* Material shown:
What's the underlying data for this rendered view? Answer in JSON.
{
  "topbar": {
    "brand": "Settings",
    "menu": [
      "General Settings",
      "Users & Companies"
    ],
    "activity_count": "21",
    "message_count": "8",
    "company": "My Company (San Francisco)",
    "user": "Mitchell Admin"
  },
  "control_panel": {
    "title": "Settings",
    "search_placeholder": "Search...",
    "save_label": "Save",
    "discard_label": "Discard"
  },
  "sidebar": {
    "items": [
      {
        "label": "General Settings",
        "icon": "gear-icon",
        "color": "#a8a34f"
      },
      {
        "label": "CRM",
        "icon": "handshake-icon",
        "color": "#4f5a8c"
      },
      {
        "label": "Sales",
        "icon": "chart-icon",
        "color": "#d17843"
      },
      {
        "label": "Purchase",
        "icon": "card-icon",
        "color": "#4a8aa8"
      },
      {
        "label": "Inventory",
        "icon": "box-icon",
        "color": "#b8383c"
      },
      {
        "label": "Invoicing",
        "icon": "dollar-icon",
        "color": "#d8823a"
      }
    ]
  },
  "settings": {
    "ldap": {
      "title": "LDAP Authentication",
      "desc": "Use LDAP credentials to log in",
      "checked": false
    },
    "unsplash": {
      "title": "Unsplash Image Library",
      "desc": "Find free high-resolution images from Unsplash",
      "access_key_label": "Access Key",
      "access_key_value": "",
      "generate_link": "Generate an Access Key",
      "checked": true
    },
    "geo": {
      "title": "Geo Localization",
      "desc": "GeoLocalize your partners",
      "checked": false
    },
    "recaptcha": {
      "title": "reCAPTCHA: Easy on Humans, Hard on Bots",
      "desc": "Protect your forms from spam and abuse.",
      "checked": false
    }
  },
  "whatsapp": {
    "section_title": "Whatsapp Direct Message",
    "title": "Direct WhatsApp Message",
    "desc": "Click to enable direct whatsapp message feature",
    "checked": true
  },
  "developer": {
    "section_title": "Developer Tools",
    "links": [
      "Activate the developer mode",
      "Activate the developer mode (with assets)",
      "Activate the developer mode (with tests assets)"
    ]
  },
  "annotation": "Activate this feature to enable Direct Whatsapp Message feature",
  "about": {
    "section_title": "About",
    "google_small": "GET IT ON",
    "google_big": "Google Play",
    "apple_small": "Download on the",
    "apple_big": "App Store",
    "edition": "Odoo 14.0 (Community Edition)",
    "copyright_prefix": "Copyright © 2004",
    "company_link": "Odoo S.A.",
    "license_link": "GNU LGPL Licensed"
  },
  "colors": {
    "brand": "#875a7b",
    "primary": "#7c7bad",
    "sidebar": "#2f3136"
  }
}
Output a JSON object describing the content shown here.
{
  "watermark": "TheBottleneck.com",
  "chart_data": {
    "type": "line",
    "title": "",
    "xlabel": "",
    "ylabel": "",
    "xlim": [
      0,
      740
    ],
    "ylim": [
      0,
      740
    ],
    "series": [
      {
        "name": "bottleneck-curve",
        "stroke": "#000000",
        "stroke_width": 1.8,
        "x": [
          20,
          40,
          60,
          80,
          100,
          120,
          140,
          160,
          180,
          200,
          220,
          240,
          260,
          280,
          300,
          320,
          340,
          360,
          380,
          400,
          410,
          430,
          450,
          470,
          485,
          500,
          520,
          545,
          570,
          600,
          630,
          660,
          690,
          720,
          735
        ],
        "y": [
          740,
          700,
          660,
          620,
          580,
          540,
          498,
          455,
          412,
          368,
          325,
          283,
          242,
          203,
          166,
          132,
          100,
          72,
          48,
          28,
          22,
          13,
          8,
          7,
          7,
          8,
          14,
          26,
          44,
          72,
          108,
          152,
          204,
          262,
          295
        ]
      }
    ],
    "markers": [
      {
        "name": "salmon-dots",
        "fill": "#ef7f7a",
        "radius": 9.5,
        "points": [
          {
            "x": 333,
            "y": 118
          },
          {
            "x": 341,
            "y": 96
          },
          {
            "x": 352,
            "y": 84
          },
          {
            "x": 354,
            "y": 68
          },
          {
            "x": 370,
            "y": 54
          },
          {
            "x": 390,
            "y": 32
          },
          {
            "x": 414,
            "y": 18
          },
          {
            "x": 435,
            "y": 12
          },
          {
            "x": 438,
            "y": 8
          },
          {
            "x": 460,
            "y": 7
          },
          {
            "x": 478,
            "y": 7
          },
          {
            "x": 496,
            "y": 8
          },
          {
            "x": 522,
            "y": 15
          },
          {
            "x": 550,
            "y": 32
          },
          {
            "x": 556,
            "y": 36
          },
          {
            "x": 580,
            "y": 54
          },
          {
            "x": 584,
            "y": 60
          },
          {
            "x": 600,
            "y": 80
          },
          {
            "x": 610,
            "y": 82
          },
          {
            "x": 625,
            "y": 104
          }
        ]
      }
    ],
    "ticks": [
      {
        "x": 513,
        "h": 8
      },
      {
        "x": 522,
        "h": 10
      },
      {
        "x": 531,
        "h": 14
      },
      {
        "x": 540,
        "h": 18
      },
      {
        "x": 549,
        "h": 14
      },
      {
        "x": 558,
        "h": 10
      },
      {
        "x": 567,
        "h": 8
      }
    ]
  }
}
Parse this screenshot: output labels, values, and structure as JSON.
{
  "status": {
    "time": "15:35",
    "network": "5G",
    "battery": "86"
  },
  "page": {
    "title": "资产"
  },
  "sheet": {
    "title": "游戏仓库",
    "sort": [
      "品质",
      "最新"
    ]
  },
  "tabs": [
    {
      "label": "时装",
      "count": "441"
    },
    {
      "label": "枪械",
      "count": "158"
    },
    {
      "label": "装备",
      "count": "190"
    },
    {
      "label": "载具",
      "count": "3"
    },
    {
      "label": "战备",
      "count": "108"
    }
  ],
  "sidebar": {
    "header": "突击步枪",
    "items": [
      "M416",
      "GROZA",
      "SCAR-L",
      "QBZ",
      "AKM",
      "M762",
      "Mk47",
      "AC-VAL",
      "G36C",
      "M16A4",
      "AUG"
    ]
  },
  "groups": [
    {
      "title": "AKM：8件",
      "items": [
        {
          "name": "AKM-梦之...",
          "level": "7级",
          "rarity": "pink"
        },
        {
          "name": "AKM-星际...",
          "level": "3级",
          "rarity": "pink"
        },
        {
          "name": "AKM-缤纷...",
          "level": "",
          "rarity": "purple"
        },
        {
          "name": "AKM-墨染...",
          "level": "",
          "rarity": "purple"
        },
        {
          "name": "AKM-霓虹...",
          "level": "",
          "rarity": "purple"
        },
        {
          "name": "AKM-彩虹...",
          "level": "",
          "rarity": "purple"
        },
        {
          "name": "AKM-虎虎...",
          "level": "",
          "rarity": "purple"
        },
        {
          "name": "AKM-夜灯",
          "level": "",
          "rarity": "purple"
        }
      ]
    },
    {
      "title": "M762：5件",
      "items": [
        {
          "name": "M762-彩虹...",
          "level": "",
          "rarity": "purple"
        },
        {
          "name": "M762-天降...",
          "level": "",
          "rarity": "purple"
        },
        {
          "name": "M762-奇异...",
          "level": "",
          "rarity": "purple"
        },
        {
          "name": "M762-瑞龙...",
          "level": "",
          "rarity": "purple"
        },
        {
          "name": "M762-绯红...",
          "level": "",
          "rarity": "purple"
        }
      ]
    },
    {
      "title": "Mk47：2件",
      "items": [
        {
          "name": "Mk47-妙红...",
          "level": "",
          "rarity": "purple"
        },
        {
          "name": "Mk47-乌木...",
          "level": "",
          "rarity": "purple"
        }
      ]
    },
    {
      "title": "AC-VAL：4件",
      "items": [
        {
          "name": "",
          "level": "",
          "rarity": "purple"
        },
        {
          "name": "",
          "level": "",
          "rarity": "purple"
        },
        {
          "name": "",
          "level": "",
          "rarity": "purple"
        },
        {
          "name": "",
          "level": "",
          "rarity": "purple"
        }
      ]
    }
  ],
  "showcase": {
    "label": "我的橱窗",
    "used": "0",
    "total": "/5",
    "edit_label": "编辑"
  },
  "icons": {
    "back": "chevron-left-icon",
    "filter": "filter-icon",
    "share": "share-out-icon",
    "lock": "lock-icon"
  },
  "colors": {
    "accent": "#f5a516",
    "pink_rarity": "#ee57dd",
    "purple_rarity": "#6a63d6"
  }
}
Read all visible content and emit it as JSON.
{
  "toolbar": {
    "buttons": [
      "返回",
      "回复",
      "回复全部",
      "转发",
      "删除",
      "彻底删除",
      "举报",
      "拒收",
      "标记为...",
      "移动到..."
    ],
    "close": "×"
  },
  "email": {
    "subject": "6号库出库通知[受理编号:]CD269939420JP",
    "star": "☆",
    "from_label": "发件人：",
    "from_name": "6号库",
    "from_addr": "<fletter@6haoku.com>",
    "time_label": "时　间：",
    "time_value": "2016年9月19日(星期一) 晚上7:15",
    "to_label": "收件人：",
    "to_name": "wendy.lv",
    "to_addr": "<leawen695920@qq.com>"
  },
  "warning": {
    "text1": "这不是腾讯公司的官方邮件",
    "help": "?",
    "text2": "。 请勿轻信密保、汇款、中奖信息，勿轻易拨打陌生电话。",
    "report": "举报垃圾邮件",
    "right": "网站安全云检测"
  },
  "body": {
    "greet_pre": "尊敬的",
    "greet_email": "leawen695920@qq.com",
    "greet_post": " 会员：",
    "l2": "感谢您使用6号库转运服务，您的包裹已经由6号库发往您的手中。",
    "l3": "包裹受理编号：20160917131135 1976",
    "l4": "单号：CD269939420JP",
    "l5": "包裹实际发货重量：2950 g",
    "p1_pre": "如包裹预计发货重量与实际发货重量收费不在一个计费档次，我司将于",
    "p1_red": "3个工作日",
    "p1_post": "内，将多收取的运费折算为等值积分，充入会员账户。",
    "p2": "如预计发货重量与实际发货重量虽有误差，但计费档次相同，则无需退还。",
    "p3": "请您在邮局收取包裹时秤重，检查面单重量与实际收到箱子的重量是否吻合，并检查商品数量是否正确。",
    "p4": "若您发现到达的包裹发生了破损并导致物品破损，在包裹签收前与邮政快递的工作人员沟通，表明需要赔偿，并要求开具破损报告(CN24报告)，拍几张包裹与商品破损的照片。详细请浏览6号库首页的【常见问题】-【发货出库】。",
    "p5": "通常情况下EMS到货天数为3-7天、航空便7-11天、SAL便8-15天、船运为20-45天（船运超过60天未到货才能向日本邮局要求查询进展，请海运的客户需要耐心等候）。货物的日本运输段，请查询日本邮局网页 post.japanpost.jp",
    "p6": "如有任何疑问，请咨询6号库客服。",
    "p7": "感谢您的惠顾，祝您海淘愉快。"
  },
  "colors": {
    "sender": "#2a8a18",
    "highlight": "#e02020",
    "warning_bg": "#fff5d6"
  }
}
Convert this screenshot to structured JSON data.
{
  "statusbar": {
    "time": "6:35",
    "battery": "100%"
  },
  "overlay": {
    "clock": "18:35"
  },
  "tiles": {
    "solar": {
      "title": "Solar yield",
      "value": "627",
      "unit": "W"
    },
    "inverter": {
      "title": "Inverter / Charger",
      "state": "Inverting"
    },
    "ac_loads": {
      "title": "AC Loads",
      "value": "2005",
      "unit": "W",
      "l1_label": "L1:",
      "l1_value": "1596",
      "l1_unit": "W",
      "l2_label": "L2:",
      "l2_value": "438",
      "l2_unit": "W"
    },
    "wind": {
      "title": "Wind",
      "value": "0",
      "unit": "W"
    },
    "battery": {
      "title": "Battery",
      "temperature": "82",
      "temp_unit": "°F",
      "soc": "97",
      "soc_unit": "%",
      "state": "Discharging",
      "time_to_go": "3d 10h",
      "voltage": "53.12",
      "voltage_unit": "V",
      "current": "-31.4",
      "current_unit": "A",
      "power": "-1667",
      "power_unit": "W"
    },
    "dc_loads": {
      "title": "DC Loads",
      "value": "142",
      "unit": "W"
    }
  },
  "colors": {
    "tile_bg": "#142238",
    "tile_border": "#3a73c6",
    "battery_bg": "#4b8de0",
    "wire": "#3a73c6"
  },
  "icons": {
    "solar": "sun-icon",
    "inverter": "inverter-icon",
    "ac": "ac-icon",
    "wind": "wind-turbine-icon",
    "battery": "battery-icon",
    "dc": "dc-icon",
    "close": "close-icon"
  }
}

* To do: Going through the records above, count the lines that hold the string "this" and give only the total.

* Result below: 4